configuration is not as straightforward. However, I was able to set up a
Postgres cluster as a hierarchy of ZFS file systems in the same pool
with each directory under "base" being a separate file system and
configure Postgres to call shell scripts which call zfs snapshot and
clone commands to do the cloning and deleting.
To make things easier for a reviewer, it's useful to include working
examples like this as part of your submission. For this one that would
-A sample script that created a test pool
-Working postgresql.conf changes compatible with ZFS
-Test program showing how to exercise the feature
I think I can see how to construct such an example for the btrfs
version, but having you show that explicitly (preferably with a whole
sample session executing it) will also help reviewers. Remember: if
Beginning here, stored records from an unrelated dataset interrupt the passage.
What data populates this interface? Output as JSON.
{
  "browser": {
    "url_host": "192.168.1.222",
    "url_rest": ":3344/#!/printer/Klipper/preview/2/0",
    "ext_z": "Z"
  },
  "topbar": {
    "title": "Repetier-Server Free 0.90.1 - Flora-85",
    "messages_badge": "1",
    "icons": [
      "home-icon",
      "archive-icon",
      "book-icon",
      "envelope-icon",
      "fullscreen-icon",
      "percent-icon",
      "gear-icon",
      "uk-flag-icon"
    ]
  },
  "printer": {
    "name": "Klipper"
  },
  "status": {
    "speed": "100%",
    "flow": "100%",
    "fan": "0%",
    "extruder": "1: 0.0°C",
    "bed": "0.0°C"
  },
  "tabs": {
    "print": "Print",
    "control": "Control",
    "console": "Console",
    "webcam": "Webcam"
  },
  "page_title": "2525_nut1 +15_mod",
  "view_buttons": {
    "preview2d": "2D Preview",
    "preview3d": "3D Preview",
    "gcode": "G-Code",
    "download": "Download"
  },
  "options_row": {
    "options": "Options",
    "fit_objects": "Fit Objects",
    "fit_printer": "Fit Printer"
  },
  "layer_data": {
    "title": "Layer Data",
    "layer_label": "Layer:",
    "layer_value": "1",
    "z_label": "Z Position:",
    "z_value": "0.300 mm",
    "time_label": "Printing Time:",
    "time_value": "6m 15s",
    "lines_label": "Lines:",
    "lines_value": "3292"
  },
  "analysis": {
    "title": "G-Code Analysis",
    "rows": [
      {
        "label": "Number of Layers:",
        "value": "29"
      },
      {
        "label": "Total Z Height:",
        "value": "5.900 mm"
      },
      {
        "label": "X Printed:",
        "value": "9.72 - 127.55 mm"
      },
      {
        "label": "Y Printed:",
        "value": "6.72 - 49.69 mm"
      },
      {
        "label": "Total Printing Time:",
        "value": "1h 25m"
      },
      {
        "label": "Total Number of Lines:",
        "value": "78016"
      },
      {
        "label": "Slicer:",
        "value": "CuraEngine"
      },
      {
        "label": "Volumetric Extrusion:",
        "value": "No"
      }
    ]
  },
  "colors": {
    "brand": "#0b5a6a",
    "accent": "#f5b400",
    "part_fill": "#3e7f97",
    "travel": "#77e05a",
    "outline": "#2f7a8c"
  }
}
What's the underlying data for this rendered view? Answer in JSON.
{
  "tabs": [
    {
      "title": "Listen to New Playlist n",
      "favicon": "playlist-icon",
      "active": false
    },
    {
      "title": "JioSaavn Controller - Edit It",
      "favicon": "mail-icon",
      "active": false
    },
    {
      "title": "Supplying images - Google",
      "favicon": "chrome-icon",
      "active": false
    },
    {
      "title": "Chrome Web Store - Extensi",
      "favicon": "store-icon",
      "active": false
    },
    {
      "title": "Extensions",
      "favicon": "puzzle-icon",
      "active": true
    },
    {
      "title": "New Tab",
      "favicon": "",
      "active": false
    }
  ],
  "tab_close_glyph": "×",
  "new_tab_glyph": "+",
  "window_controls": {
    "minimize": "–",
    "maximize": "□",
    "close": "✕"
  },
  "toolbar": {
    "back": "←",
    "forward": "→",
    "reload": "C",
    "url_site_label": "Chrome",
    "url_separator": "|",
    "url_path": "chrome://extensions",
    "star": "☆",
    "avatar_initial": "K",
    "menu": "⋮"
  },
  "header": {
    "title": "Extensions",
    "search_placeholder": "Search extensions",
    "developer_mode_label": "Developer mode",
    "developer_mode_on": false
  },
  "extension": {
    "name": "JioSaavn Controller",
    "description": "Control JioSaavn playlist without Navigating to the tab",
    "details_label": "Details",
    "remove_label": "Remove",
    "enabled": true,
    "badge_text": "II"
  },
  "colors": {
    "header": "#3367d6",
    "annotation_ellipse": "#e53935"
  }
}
you want to get your submission off to a good start, the reviewer should
be able to run your sample test, see the code work, and do something fun
within a few seconds of compiling it. Make that easy for them, and your
reviewer will start with a good impression of you and a positive outlook
for the change.
Now onto the code nitpicking!
= Extension vs. GUC =
In addition to not polluting the postgresql.conf.sample, there's another
reason this might make for better extension material eventually. Adding
new execv calls that are building strings like this is just generally a
risky thing. It would be nice from a security perspective if that
entire mechanism wasn't even introduced into the server at all unless
someone loaded the extension.
An extension implementation will end up being more code, both to add a
useful hook for replace these calls and for the extension packaging
itself. Having a bit more code in contrib/ but less in src &
postgresql.conf is probably a net positive trade though.
= Diff reduction / code refactoring =
Looks like you added a "File Operation Options" entry into guc.c but
then not use it here? I would just keep this in an existing category
for now, try to reduce the diff length of the proof of concept version
as much as possible in the beginning.
On the topic of smaller diffs, the similar cut and paste sections of the
two entries that both do fork/exec/waitpid should really be refactored
into one function. The archiver does something similar for running
archive_command, there may be some reuse or refactoring of its code to
present this interface.
Again, this sort of refactoring is not necessary as a POC patch. But it
will probably come up if this moves toward commit candidate.
= Recursion and directory navigation =
In either case, the directories are copied recursively while the
Postgres internal copydir function does not recurse. I don't think that
should be a problem since there shouldn't be nested directories in the
copydir takes an option for whether it should recurse or not.
The rm side of makes me twitch for a number of reasons. First off,
there's just the general scariness of the concept of shelling out to run
rm recursively with some text string you build. The worst time I saw a
bug in that sort of code destroyed a terabyte, and the last time I saw
such a bug was only a week ago. Validation you're doing the right thing
is always job #1 in removing files.
Specifically here, take a look at src/port/dirmod.c for a) its comments
on race conditions and b) how it does error handling. The external rm
will need to duplicate all of that. I don't see how you could possibly
replace rmtree with something simplier that has the same necessary
properties. I think what you're actually going to need is a hook to
replace both the unlink and rmdir calls with your alternate
The same sort of issue is in your external_copydir. Iterating into
subdirectories when it doesn't happen now just isn't safe, even though
the one expected case you're hooking won't be any different. You really
can't just do that. Would this work instead, and is there any concern
about files that start with a "."?
"cp * --reflink=auto"
Regardless, you need to keep most of the structure to copydir anyway.
Error handling, handling cancellation, and fsync calls are all vital
things. You probably have to make the forked command copy a single file
at a time to get the same interrupt handling behavior.
Greg Smith 2ndQuadrant US email@example.com Baltimore, MD
PostgreSQL Training, Services, and 24x7 Support www.2ndQuadrant.com